The ways in which individuals understand their roles as gendered beings and their relationships to other gendered beings is constantly pushed and pulled by forces both internal and external to the individual and the family/social/economic unit to which they belong. Gender interacts with a myriad of other social prisms—including, but not limited to, competing gender ideologies, socioeconomic class, patterns of identities and relationships. The village of Deerfield was an ideal lens through which to explore issues of culture change and the re-creation of social order, specifically gender relations and family structure, throughout the late eighteenth and into the twentieth century.
In Deerfield, residents were aware of republican motherhood, cult of domesticity, equal rights, feminism, and domestic reform, among many other ideologies. Women and men, however, created and codified gender roles and relations in ways that were appropriate to their respective needs, desires, and abilities. Although gender ideologies existed in idealized forms, they were rarely adopted in totality; rather, they were interpreted and/or combined according to their unique labor requirements, financial constraints or abundance, economic and social position, and the like.

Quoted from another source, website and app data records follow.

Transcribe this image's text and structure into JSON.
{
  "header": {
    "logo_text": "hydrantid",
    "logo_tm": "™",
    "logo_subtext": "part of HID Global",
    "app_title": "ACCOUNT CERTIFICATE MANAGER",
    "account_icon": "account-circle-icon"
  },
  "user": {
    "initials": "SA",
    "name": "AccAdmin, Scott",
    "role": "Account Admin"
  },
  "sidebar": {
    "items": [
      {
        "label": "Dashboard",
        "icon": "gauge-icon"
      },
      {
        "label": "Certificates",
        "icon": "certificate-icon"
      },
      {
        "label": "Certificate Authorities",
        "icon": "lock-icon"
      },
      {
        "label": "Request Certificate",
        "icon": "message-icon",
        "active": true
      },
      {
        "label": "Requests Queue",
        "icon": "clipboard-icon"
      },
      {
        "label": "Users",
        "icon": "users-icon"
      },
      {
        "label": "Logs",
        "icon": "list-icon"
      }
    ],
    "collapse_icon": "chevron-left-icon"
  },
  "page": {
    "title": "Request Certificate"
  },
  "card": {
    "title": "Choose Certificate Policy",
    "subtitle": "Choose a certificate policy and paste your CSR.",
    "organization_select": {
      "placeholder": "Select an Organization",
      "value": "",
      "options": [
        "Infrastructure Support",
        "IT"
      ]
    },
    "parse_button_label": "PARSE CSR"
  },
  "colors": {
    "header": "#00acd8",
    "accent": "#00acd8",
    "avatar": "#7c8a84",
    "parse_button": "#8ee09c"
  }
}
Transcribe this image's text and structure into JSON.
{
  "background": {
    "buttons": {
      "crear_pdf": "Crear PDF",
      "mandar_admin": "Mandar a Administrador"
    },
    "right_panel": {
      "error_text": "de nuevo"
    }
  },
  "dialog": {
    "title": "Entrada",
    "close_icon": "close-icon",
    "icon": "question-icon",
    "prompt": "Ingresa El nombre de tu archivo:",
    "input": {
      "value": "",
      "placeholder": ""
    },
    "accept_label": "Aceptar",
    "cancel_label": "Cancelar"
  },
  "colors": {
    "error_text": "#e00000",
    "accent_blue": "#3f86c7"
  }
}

The village—particularly the main street—has been occupied for more than three centuries, which allowed gender relations and other complex social processes to be examined over time. Like a kaleidoscope, the six families in this study provided a lens through which to view the lives of village residents and begin to understand the complexities of gender ideologies in Deerfield and the influence of the complex social forces in the negotiations and expressions of gender relations.